The Finest Recorder of its Time
by Jonathan Kleefield
Over 50 years ago, while a student at Columbia University, I joined the college radio station, WKCR-FM, serving as both recording and broadcast engineer, and later, program host and Music Director. Our station, whose 4000 watts of ERP beamed from the old WABD-TV RCA super turnstile antenna on Madison Ave., was one of the first to adopt stereo-FM broadcasting, through a Gates Executive Board.
The core of our music reproduction devices were two Ampex 351-2 machines. With these fantastic devices, I was privileged to record many fine recitals, including those of the Aeolian Skinner pipe organ at St. Paul's Chapel.

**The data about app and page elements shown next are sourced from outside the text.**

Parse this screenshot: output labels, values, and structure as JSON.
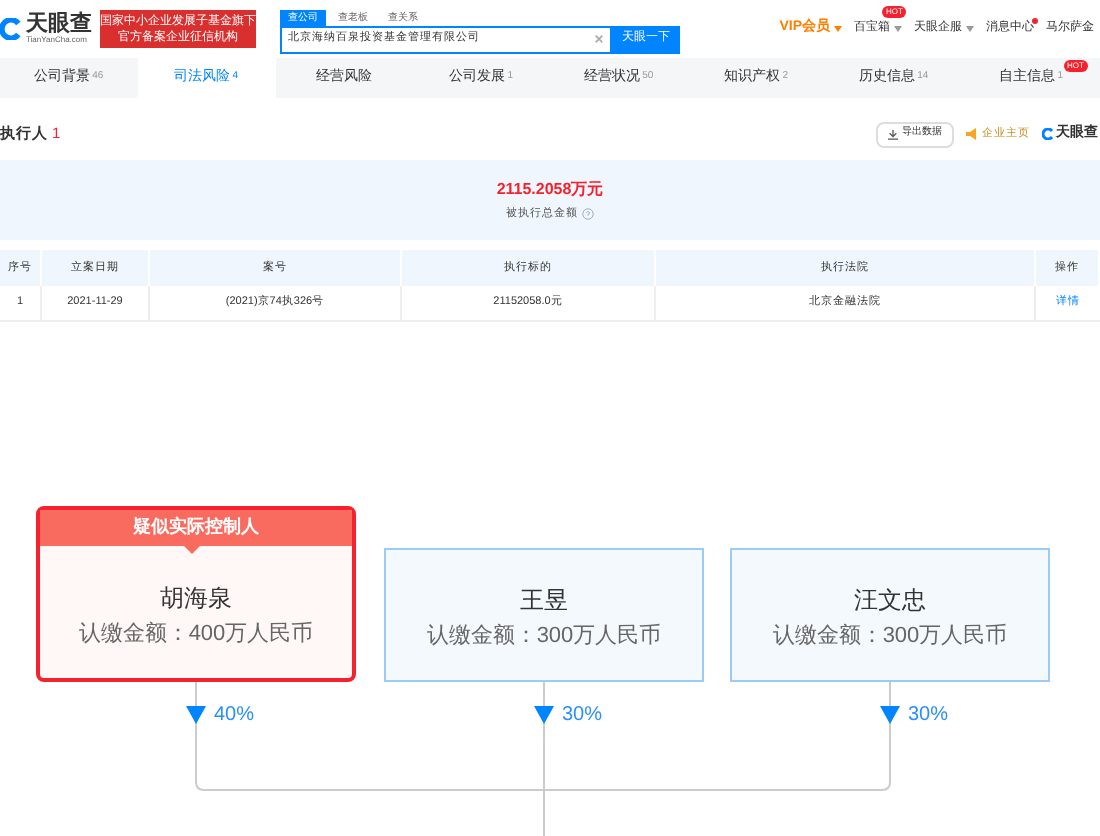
{
  "header": {
    "logo": {
      "name": "天眼查",
      "domain": "TianYanCha.com"
    },
    "badge_lines": [
      "国家中小企业发展子基金旗下",
      "官方备案企业征信机构"
    ],
    "search_tabs": [
      {
        "label": "查公司",
        "selected": true
      },
      {
        "label": "查老板",
        "selected": false
      },
      {
        "label": "查关系",
        "selected": false
      }
    ],
    "search_value": "北京海纳百泉投资基金管理有限公司",
    "search_button": "天眼一下",
    "nav": [
      {
        "label": "VIP会员",
        "kind": "vip",
        "dropdown": true,
        "dot": false
      },
      {
        "label": "百宝箱",
        "kind": "link",
        "dropdown": true,
        "dot": false,
        "badge": "HOT"
      },
      {
        "label": "天眼企服",
        "kind": "link",
        "dropdown": true,
        "dot": false
      },
      {
        "label": "消息中心",
        "kind": "link",
        "dropdown": false,
        "dot": true
      },
      {
        "label": "马尔萨金",
        "kind": "link",
        "dropdown": false,
        "dot": false
      }
    ]
  },
  "tabs": [
    {
      "label": "公司背景",
      "count": "46",
      "selected": false
    },
    {
      "label": "司法风险",
      "count": "4",
      "selected": true
    },
    {
      "label": "经营风险",
      "selected": false
    },
    {
      "label": "公司发展",
      "count": "1",
      "selected": false
    },
    {
      "label": "经营状况",
      "count": "50",
      "selected": false
    },
    {
      "label": "知识产权",
      "count": "2",
      "selected": false
    },
    {
      "label": "历史信息",
      "count": "14",
      "selected": false
    },
    {
      "label": "自主信息",
      "count": "1",
      "selected": false,
      "badge": "HOT"
    }
  ],
  "section": {
    "title": "执行人",
    "count": "1",
    "export_button": "导出数据",
    "promo_link": "企业主页",
    "brand": "天眼查"
  },
  "summary": {
    "amount": "2115.2058万元",
    "label": "被执行总金额"
  },
  "table": {
    "columns": [
      "序号",
      "立案日期",
      "案号",
      "执行标的",
      "执行法院",
      "操作"
    ],
    "rows": [
      {
        "cells": [
          "1",
          "2021-11-29",
          "(2021)京74执326号",
          "21152058.0元",
          "北京金融法院"
        ],
        "action": "详情"
      }
    ]
  },
  "equity": {
    "shareholders": [
      {
        "name": "胡海泉",
        "amount": "认缴金额：400万人民币",
        "highlighted": true,
        "tag": "疑似实际控制人",
        "percent": "40%"
      },
      {
        "name": "王昱",
        "amount": "认缴金额：300万人民币",
        "highlighted": false,
        "percent": "30%"
      },
      {
        "name": "汪文忠",
        "amount": "认缴金额：300万人民币",
        "highlighted": false,
        "percent": "30%"
      }
    ]
  }
}
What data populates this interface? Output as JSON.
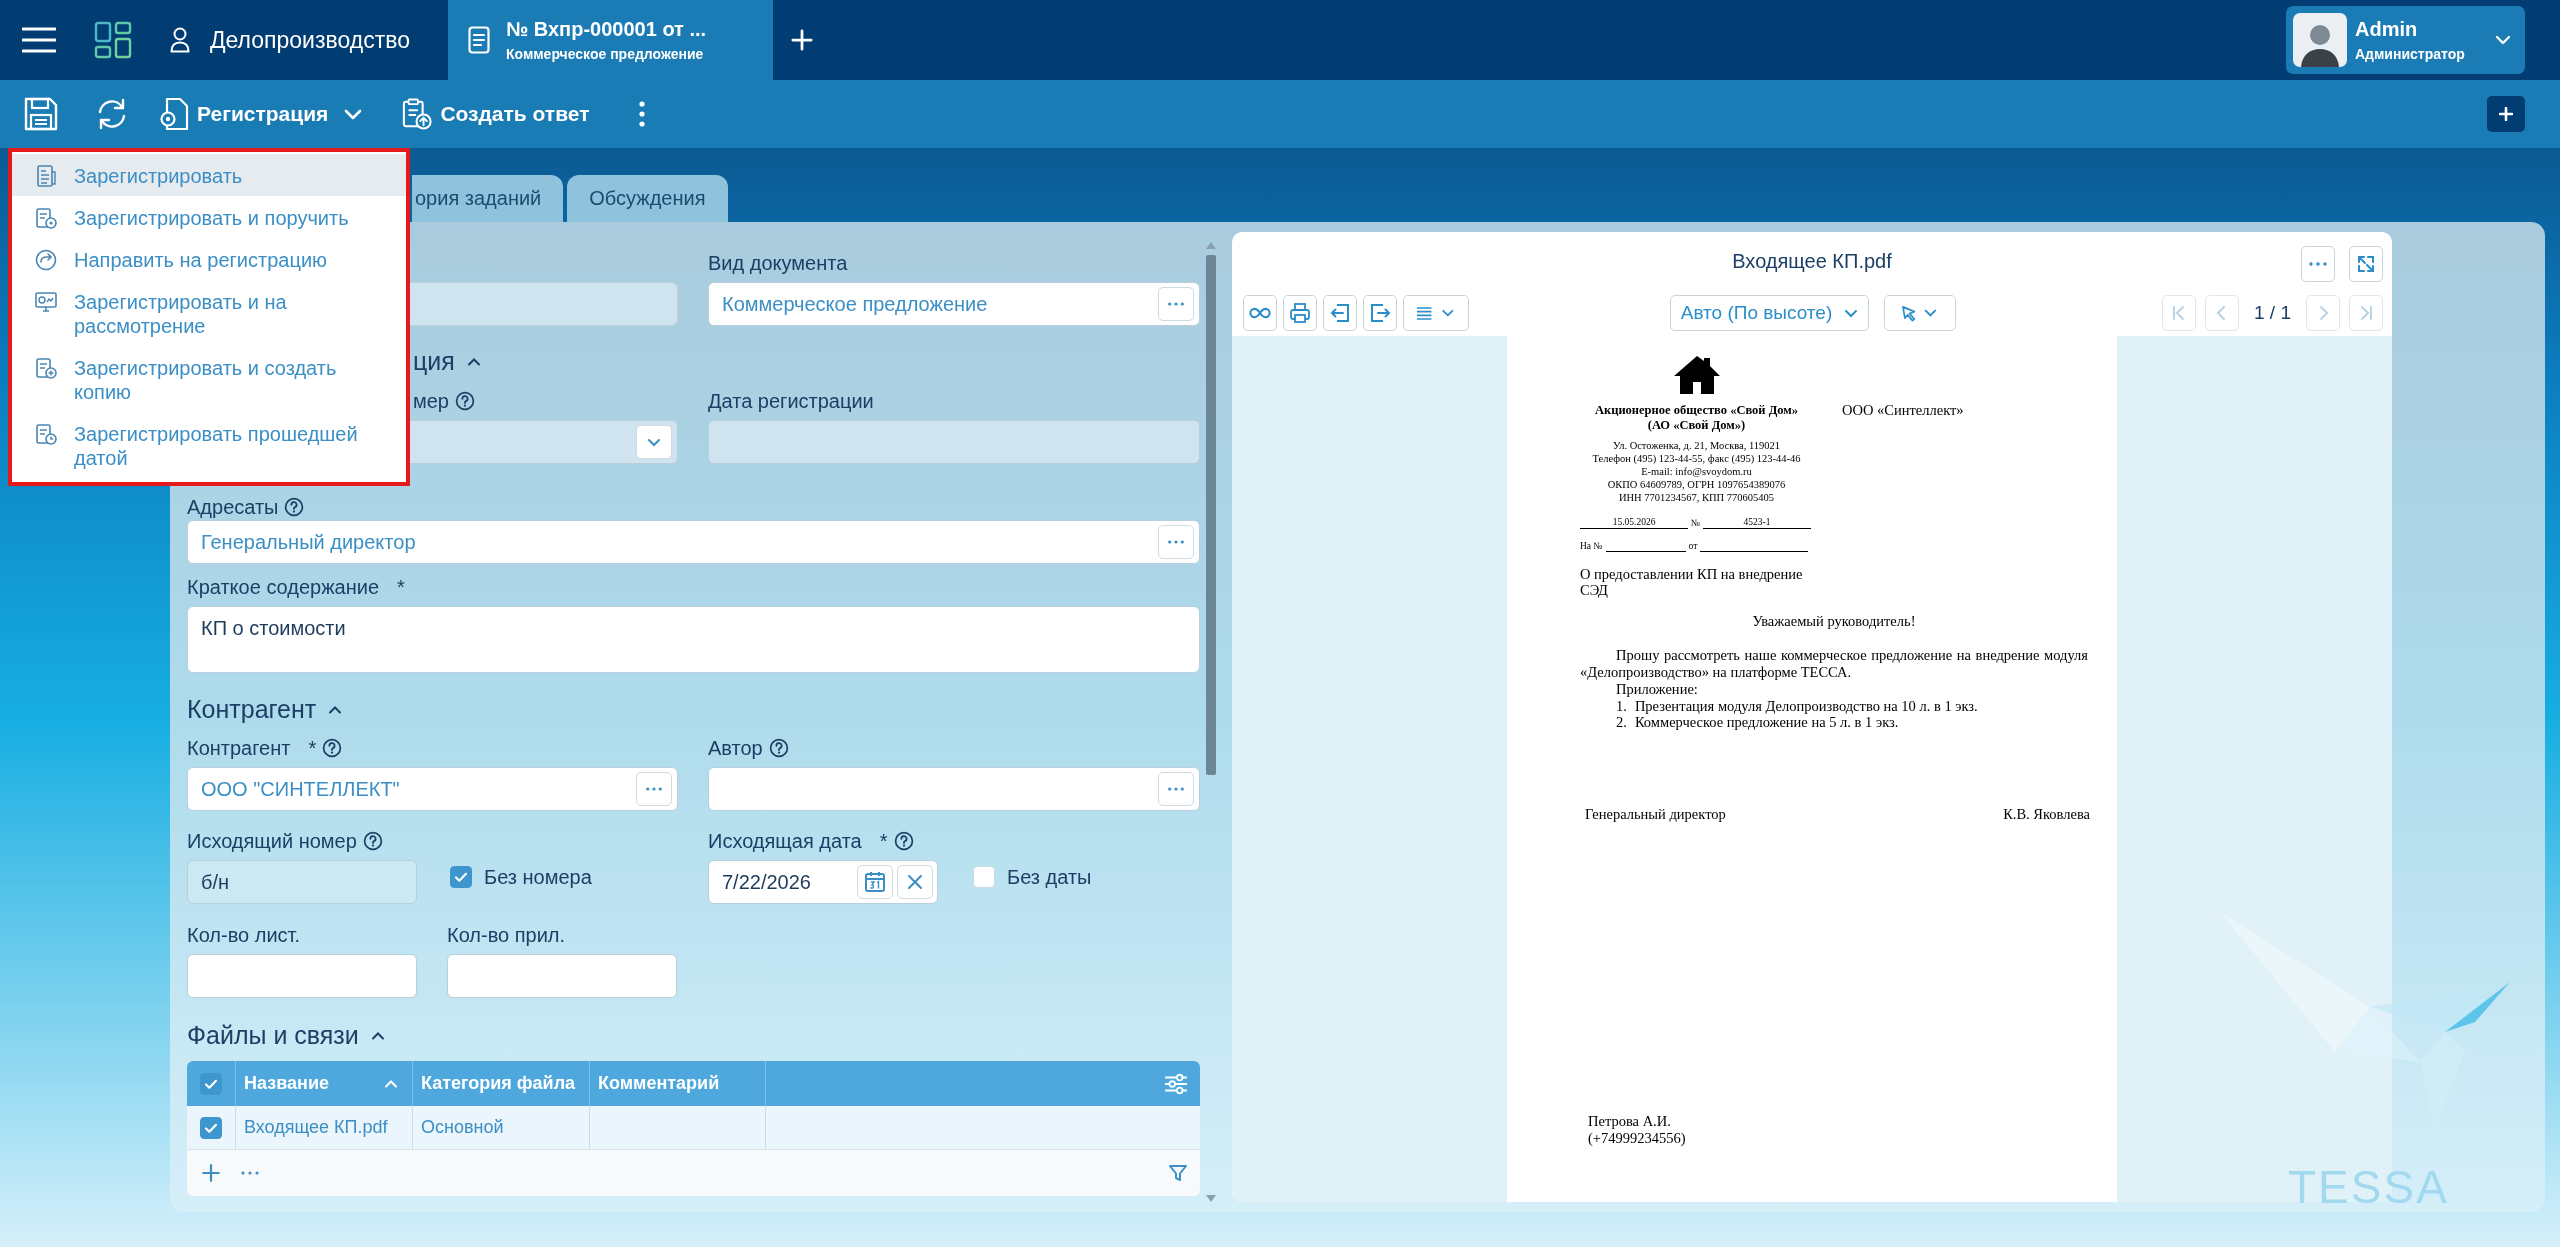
{
  "header": {
    "module": "Делопроизводство",
    "tabs": [
      {
        "title": "№ Вхпр-000001 от ...",
        "subtitle": "Коммерческое предложение",
        "selected": true
      }
    ],
    "user": {
      "name": "Admin",
      "role": "Администратор"
    }
  },
  "toolbar": {
    "registration": "Регистрация",
    "create_reply": "Создать ответ"
  },
  "registration_menu": [
    {
      "label": "Зарегистрировать",
      "selected": true
    },
    {
      "label": "Зарегистрировать и поручить",
      "selected": false
    },
    {
      "label": "Направить на регистрацию",
      "selected": false
    },
    {
      "label": "Зарегистрировать и на рассмотрение",
      "selected": false
    },
    {
      "label": "Зарегистрировать и создать копию",
      "selected": false
    },
    {
      "label": "Зарегистрировать прошедшей датой",
      "selected": false
    }
  ],
  "card_tabs": [
    {
      "label": "ория заданий",
      "selected": false
    },
    {
      "label": "Обсуждения",
      "selected": false
    }
  ],
  "form": {
    "document_kind": {
      "label": "Вид документа",
      "value": "Коммерческое предложение"
    },
    "document_number": {
      "readonly": true
    },
    "registration_section": {
      "title": "ция",
      "expanded": true
    },
    "registration_number": {
      "label": "мер",
      "help": true,
      "readonly": true
    },
    "registration_date": {
      "label": "Дата регистрации",
      "readonly": true
    },
    "addressees": {
      "label": "Адресаты",
      "help": true,
      "value": "Генеральный директор"
    },
    "summary": {
      "label": "Краткое содержание",
      "required_mark": "*",
      "value": "КП о стоимости"
    },
    "counterparty_section": {
      "title": "Контрагент",
      "expanded": true
    },
    "counterparty": {
      "label": "Контрагент",
      "required_mark": "*",
      "help": true,
      "value": "ООО \"СИНТЕЛЛЕКТ\""
    },
    "author": {
      "label": "Автор",
      "help": true
    },
    "outgoing_number": {
      "label": "Исходящий номер",
      "help": true,
      "value": "б/н",
      "readonly": true
    },
    "no_number": {
      "label": "Без номера",
      "checked": true
    },
    "outgoing_date": {
      "label": "Исходящая дата",
      "required_mark": "*",
      "help": true,
      "value": "7/22/2026"
    },
    "no_date": {
      "label": "Без даты",
      "checked": false
    },
    "sheet_count": {
      "label": "Кол-во лист."
    },
    "attachment_count": {
      "label": "Кол-во прил."
    },
    "files_section": {
      "title": "Файлы и связи",
      "expanded": true
    },
    "files_table": {
      "all_checked": true,
      "columns": [
        {
          "label": "Название",
          "sorted": true
        },
        {
          "label": "Категория файла",
          "sorted": false
        },
        {
          "label": "Комментарий",
          "sorted": false
        }
      ],
      "rows": [
        {
          "name": "Входящее КП.pdf",
          "category": "Основной",
          "checked": true
        }
      ]
    }
  },
  "viewer": {
    "title": "Входящее КП.pdf",
    "zoom_mode": "Авто (По высоте)",
    "page_indicator": "1 / 1",
    "nav": [
      {
        "disabled": true
      },
      {
        "disabled": true
      },
      {
        "disabled": true
      },
      {
        "disabled": true
      }
    ],
    "document": {
      "org_name": "Акционерное общество «Свой Дом»",
      "org_short": "(АО «Свой Дом»)",
      "org_details": [
        "Ул. Остоженка, д. 21, Москва, 119021",
        "Телефон (495) 123-44-55, факс (495) 123-44-46",
        "E-mail: info@svoydom.ru",
        "ОКПО 64609789, ОГРН 1097654389076",
        "ИНН 7701234567, КПП 770605405"
      ],
      "recipient": "ООО «Синтеллект»",
      "date": "15.05.2026",
      "number_label": "№",
      "number": "4523-1",
      "ref_number_label": "На №",
      "ref_date_label": "от",
      "subject": "О предоставлении КП на внедрение СЭД",
      "greeting": "Уважаемый руководитель!",
      "body": "Прошу рассмотреть наше коммерческое предложение на внедрение модуля «Делопроизводство» на платформе ТЕССА.",
      "attachments_title": "Приложение:",
      "attachments": [
        {
          "number": "1.",
          "text": "Презентация модуля Делопроизводство на 10 л. в 1 экз."
        },
        {
          "number": "2.",
          "text": "Коммерческое предложение на 5 л. в 1 экз."
        }
      ],
      "signer_position": "Генеральный директор",
      "signer_name": "К.В. Яковлева",
      "executor": "Петрова А.И.",
      "executor_phone": "(+74999234556)"
    }
  },
  "brand": "TESSA"
}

Using the simplest of setups- two RCA77DX microphones, the Ampex machines made very faithful recordings of the organ concerts that remain sonically competitive to the state-of-the art 24 bit digital work of today. Even at 7 1/2ips, which we used to ensure no loss of program material from these one hour recitals (2400 feet of Scotch 111 tape on 10 1/2" reels), the recorders produced rock-steady sound, free of audible wow and flutter. I always marveled at the perfectly balanced transports and their braking assemblies. You could fast foward the tapes at full speed, press the stop button, and never tear the tape. You could "rock" the tape back and forth with alternate presses of the FF and REW buttons, and the machines were equally gentle to the tape.
Moreover, the electronics had very low noise, and excellent headroom. I treaure those tapes,a few of which are still in my library, and owe my success in sound recording to those terrific machines- unquestionably the "gold standard" for analog recorders of that day.